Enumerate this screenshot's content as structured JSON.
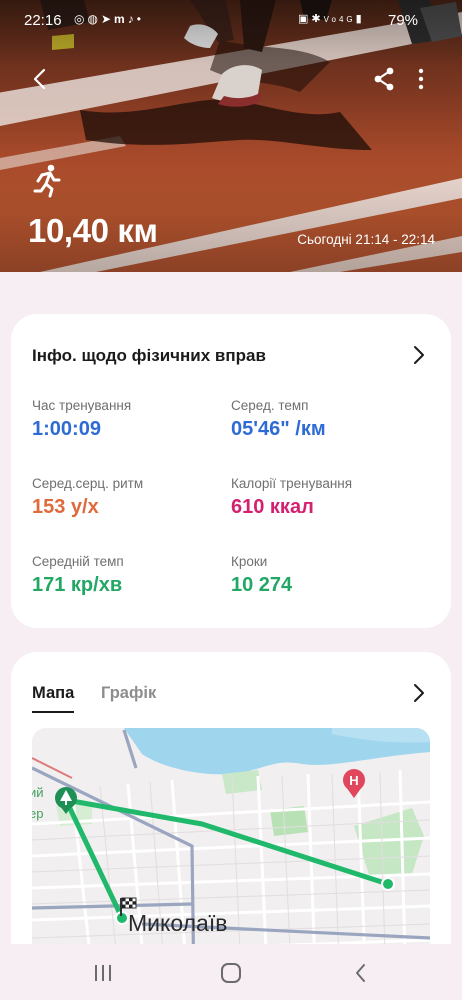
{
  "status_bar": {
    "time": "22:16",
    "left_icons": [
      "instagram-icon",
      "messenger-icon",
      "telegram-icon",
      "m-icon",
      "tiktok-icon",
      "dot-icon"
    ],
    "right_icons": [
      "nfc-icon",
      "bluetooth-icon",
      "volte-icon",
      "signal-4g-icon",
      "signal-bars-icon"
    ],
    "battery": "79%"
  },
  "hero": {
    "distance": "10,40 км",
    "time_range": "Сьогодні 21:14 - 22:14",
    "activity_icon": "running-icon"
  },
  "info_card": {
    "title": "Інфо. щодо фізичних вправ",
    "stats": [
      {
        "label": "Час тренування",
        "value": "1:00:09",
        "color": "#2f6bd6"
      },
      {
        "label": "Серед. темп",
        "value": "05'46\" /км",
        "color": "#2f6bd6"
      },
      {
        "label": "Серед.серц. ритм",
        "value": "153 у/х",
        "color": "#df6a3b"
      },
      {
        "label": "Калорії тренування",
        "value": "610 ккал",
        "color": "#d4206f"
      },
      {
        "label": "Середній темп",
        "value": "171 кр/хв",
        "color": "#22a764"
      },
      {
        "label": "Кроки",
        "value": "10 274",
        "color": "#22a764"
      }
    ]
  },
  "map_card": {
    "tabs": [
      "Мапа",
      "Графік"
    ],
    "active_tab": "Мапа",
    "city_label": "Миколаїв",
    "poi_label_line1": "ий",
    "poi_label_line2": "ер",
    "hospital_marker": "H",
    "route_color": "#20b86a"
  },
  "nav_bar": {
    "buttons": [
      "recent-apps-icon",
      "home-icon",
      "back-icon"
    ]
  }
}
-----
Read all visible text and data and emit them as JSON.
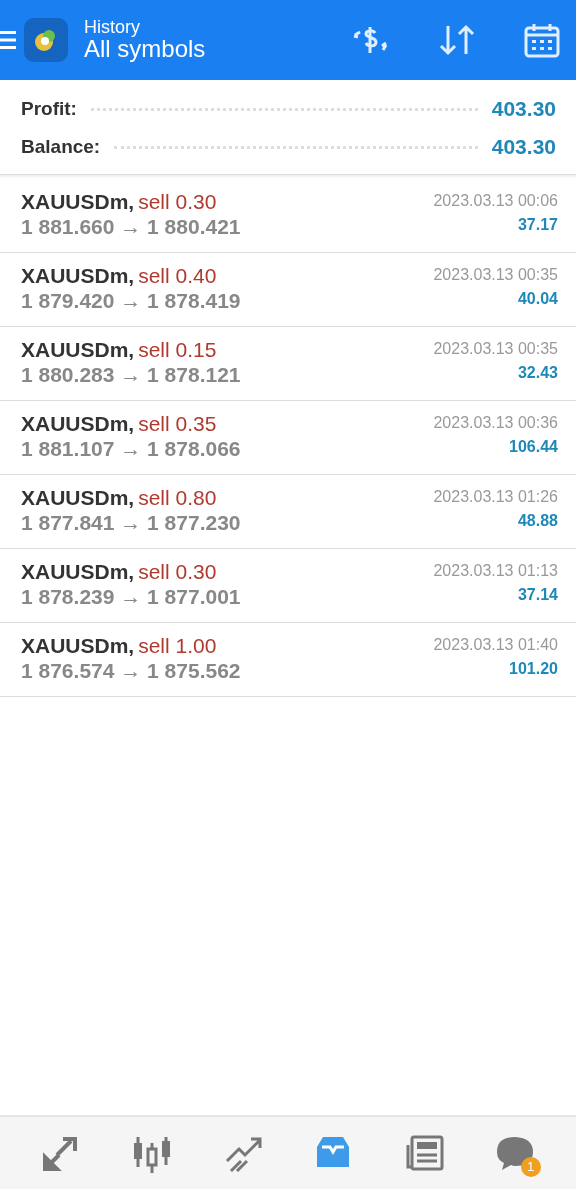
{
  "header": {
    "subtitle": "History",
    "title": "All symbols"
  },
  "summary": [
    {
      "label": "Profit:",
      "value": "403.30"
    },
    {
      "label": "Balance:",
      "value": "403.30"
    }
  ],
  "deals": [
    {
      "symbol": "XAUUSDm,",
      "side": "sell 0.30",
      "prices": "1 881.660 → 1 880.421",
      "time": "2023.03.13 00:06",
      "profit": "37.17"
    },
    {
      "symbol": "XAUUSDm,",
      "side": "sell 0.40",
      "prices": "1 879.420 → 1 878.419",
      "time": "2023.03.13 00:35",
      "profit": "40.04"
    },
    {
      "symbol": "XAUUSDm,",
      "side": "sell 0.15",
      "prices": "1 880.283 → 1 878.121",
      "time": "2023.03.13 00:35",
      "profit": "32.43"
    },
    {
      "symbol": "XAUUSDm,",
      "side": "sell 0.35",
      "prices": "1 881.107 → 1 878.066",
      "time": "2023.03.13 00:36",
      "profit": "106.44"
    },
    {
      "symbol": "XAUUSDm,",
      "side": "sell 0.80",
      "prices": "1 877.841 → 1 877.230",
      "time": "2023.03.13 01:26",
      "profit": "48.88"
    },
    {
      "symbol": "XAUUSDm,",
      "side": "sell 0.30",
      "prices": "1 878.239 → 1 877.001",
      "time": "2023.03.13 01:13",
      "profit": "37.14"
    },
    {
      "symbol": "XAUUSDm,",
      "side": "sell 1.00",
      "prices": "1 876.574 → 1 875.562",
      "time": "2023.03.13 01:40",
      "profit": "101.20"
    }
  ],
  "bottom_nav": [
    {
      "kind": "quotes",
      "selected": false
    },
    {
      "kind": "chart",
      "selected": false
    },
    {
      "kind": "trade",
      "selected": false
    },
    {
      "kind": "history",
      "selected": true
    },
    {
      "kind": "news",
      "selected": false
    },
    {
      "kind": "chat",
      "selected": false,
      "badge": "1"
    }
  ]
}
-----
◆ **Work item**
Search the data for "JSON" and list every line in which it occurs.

◆ **Reply to the exercise**
Enumerate this screenshot's content as structured JSON.
Read all visible text and data and emit them as JSON.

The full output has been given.